Years ago, if you wanted to borrow money for your business there was only one place to go – the bank. Fortunately, things have changed. One of the new ways to invest and borrow money for your business is through Peer to Peer (P2P) lending.
What is P2P Lending?
P2P lending allows people with spare cash to lend to people or small businesses who want to borrow. It lets people lend to other people directly, cutting out the bank as middleman. The beauty of the idea is that both the lender and the recipient can benefit when compared to traditional ways of borrowing and lending.
P2P is an online phenomenon. There are now around 40 P2P lending platforms in the UK, the most well known of these are probably Zopa and Funding Circle. Zopa has loaned more than £688m since it was formed in 2005. You can lend as little at £10 for a period of 3 to 5 years and the money is then divided between different recipients (spreading your risk) The company is currently offering a 5% pa return after deducting a 1% fee. Funding Circle, set up in 2010, has lent more than £453m to over 5,000 different businesses. From the lenders perspective there is a minimum bid of £20 but the average investor lends approximately £6,000.

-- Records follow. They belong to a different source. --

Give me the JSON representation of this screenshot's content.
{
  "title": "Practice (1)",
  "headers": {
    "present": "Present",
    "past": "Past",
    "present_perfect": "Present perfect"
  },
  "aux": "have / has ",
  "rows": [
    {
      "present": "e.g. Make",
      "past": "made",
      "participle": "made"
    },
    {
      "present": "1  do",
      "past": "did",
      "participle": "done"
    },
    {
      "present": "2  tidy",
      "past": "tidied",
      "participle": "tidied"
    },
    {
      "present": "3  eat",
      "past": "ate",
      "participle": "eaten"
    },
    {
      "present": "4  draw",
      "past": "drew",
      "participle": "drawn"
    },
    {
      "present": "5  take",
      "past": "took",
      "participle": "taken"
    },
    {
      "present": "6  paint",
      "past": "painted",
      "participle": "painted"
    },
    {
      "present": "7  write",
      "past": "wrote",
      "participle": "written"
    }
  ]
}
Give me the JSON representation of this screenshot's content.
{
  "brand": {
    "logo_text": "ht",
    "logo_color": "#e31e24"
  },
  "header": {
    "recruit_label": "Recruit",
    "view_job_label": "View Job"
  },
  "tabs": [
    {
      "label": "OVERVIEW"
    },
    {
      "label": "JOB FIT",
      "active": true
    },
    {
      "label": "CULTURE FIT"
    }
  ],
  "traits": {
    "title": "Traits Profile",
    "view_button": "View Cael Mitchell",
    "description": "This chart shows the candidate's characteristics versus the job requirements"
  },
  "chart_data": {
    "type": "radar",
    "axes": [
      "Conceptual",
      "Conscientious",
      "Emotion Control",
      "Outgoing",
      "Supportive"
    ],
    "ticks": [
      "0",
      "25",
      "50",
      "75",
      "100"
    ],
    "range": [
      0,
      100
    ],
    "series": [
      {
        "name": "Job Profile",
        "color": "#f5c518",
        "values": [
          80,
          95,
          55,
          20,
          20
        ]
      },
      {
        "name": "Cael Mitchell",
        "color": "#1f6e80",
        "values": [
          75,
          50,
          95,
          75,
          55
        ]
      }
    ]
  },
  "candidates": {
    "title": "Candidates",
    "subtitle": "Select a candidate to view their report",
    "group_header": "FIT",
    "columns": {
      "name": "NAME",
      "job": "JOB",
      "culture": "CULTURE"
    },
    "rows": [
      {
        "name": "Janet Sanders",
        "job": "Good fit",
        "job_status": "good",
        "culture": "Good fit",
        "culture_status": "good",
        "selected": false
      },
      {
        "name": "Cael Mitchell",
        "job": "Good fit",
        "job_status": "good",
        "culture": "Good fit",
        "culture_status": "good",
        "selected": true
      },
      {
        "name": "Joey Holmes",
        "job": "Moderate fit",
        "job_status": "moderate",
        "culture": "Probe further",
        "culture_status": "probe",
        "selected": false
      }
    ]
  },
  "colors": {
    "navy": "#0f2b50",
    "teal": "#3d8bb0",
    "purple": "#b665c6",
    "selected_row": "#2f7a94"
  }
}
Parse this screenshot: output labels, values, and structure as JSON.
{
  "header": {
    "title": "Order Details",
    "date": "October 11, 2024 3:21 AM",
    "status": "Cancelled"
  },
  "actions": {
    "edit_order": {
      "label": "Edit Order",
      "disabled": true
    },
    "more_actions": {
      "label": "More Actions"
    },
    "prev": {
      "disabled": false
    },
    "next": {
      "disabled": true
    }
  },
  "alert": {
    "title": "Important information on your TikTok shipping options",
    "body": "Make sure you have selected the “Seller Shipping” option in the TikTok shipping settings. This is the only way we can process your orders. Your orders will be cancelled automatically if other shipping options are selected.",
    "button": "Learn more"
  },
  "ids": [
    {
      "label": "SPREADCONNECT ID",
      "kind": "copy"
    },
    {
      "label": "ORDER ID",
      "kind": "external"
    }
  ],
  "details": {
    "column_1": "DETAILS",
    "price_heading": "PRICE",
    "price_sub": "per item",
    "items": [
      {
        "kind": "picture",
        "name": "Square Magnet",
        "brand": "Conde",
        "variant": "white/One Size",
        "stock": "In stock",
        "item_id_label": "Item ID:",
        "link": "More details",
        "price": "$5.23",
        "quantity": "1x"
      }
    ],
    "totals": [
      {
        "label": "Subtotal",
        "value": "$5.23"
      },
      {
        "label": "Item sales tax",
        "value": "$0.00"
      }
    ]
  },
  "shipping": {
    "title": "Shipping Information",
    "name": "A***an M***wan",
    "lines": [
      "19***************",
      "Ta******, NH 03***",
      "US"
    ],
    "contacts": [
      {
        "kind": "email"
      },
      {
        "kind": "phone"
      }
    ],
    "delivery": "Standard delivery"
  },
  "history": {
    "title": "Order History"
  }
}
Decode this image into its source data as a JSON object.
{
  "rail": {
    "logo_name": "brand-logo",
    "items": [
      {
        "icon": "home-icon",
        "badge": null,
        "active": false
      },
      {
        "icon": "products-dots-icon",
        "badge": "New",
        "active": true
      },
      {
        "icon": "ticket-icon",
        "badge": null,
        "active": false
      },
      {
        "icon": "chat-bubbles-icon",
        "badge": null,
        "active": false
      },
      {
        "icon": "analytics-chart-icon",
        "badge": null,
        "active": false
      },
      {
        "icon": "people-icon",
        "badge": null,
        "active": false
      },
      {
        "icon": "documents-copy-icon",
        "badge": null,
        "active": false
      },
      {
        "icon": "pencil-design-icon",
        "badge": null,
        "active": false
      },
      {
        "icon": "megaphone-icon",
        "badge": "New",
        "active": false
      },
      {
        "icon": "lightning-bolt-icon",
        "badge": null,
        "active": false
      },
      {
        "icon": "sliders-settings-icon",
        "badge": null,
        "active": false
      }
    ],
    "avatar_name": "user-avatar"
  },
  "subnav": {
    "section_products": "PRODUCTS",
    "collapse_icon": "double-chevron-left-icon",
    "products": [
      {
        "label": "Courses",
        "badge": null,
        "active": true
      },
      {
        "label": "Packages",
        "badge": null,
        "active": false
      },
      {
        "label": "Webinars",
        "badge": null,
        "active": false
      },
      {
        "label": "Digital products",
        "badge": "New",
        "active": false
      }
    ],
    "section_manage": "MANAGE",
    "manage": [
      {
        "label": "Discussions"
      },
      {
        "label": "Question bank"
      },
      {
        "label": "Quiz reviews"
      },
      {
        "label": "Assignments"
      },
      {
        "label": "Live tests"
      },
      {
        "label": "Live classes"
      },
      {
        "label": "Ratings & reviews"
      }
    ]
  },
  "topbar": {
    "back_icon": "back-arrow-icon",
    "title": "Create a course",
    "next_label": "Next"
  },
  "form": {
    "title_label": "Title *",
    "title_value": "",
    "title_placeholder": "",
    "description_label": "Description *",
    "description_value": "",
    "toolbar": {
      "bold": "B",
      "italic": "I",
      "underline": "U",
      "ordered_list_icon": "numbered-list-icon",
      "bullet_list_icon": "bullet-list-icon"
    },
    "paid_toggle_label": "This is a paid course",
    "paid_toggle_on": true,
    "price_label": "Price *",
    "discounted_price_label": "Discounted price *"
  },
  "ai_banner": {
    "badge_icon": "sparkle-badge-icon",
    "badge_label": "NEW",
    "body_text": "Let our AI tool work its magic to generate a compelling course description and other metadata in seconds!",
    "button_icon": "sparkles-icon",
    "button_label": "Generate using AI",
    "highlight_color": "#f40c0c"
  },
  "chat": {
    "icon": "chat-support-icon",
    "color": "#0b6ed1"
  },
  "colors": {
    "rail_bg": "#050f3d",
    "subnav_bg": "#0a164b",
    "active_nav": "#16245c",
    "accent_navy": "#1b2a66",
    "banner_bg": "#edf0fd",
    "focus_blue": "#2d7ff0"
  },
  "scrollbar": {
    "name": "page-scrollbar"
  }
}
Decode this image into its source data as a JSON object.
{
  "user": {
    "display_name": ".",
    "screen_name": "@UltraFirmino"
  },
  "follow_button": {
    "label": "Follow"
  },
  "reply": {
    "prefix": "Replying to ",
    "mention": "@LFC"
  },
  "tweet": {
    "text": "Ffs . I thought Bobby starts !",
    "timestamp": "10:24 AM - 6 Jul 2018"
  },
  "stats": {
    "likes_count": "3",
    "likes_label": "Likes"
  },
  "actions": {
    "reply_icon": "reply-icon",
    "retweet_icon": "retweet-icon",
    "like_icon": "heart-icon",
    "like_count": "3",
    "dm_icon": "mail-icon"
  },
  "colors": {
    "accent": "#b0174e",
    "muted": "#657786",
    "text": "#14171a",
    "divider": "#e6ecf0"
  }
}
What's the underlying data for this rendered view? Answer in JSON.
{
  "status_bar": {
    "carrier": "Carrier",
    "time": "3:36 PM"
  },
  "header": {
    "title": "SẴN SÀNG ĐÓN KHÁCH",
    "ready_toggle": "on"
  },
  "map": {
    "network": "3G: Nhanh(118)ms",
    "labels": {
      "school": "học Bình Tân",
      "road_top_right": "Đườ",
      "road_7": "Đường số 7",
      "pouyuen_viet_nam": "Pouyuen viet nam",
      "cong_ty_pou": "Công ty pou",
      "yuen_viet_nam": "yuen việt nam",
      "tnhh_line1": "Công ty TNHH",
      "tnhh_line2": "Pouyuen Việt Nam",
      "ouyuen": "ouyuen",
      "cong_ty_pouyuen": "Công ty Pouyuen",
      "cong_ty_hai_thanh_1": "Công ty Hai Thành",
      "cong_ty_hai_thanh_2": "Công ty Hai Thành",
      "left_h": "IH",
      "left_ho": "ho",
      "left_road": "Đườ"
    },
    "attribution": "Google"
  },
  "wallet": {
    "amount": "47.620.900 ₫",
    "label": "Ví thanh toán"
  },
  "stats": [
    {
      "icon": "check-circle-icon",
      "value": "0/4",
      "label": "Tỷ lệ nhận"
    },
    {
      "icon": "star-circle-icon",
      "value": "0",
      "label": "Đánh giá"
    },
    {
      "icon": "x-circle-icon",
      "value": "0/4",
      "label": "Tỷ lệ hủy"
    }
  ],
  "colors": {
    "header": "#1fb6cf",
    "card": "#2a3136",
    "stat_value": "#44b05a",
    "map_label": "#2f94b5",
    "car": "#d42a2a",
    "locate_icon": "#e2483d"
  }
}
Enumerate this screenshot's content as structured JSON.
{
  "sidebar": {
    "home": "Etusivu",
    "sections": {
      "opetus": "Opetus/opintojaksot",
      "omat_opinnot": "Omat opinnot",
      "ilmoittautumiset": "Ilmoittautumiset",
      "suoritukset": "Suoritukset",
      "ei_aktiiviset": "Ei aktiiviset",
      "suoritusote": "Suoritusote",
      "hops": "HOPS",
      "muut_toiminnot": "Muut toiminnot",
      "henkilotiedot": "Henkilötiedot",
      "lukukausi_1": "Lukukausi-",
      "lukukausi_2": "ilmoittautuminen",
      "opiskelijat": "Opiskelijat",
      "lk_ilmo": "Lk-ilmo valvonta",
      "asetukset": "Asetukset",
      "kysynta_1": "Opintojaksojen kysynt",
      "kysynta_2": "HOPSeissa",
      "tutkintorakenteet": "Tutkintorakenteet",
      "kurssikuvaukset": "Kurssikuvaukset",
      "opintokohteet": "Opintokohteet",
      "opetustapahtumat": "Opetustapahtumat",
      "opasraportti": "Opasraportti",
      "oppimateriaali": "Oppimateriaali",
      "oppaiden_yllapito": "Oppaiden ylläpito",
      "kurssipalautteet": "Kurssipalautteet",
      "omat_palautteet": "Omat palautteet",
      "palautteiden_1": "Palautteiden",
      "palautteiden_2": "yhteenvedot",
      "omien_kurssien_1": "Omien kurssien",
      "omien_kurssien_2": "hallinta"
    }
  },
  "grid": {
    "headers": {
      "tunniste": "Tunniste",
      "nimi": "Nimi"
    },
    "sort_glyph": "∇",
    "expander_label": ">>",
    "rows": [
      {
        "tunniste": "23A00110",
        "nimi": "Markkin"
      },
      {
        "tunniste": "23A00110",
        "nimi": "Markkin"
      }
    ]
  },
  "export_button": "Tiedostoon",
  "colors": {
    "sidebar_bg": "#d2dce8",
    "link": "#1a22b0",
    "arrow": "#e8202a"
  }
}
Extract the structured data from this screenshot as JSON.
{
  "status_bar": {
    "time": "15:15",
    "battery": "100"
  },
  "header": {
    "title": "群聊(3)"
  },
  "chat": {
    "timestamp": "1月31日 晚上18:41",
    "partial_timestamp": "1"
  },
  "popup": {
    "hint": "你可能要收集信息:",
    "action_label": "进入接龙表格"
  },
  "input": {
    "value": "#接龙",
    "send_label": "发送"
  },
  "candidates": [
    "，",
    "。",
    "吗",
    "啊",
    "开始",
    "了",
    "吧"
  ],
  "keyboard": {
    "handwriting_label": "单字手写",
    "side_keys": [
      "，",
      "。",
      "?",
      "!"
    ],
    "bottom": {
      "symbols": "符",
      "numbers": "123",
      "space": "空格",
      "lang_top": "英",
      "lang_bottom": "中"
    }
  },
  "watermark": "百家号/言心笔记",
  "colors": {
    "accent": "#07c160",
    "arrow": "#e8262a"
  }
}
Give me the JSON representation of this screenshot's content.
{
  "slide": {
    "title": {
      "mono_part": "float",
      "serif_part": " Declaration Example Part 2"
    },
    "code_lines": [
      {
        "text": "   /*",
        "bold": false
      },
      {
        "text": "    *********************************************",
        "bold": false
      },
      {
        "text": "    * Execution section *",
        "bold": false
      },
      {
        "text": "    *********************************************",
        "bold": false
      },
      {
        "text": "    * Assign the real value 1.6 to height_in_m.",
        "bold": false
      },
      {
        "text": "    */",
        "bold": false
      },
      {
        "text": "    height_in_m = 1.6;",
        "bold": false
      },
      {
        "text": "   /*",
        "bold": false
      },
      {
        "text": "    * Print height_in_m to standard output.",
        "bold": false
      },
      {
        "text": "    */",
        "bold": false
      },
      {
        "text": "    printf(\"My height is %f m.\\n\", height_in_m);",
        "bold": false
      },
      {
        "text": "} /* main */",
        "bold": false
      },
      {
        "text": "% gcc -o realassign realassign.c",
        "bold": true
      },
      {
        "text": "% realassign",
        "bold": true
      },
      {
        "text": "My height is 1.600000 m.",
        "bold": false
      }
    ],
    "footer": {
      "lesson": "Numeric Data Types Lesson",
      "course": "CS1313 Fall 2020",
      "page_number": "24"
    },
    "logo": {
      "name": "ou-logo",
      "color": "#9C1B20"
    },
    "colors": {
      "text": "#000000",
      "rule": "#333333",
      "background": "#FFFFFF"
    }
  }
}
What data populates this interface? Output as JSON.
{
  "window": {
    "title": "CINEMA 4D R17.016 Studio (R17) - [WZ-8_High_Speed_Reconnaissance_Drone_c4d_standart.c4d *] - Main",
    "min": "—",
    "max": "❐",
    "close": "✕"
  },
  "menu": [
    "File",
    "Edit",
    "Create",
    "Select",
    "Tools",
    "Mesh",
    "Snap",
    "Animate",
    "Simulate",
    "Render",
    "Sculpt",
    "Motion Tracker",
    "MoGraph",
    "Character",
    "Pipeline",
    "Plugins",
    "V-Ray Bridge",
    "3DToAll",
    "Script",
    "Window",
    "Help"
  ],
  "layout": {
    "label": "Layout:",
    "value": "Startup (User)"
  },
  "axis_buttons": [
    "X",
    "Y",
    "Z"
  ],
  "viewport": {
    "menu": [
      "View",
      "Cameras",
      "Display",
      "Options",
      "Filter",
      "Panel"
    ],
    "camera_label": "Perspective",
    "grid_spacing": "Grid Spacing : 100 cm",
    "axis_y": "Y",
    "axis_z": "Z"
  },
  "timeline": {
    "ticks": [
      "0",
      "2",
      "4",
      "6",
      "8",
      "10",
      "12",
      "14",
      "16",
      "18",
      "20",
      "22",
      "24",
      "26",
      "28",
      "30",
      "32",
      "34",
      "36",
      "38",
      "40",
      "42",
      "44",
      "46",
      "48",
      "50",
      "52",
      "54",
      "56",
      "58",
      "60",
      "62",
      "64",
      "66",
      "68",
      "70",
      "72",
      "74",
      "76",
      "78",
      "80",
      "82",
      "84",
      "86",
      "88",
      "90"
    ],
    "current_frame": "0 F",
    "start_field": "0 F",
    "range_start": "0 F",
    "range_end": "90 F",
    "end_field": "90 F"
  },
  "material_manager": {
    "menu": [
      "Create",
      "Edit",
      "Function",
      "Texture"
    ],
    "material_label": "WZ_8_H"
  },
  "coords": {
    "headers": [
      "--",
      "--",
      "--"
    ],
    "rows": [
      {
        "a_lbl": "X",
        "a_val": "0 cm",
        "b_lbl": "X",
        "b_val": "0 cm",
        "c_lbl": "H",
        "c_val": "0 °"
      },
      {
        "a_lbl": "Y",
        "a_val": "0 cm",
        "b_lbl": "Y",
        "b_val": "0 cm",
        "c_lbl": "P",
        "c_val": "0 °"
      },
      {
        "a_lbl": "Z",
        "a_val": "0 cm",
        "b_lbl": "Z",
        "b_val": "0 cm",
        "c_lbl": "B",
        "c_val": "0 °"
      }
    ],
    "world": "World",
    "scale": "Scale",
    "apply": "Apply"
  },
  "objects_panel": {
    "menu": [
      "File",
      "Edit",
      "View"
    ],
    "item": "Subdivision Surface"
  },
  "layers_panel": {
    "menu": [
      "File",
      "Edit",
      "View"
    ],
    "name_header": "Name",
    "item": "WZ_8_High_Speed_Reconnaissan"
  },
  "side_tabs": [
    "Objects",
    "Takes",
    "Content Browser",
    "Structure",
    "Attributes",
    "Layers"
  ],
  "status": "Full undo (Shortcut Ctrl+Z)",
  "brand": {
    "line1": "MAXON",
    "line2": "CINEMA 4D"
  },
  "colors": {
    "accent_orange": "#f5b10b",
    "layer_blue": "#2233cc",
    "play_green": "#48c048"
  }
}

So for example if you are a wealthy individual disappointed with the return you get on your cash from the bank you can deposit your money with a P2P platform who will lend the money on your behalf. Investors then receive monthly repayments of capital and interest. Unlike money deposited with banks you can see who your money is being lent too and set the interest rate you’re happy to earn (based on the risk factor of the recipient). Essentially it generates a greater return for the lender when compared to holding cash with the bank.
If your business is struggling to get finance from the bank then P2P lending presents a great opportunity. It saves costs for the borrower. The process is quicker with better interest rates, terms and fees (including in some cases no early repayment fees). In other words it saves you administrative costs and provides a more accessible source of finance.
Interest received from P2P lending is paid gross and is taxable so it must be declared on your end of year tax return. At the moment there is no tax relief for bad debts or fees however the Chancellor announced in his recent Autumn Statement that from April 2016 individuals lending through P2P platforms will be able to claim tax relief against P2P income for bad debts occurred from April 2015.
Stephen Hill Partnership are a firm of accountants based in Medway, Kent. Download our App for the latest tax news, handy calculators and more.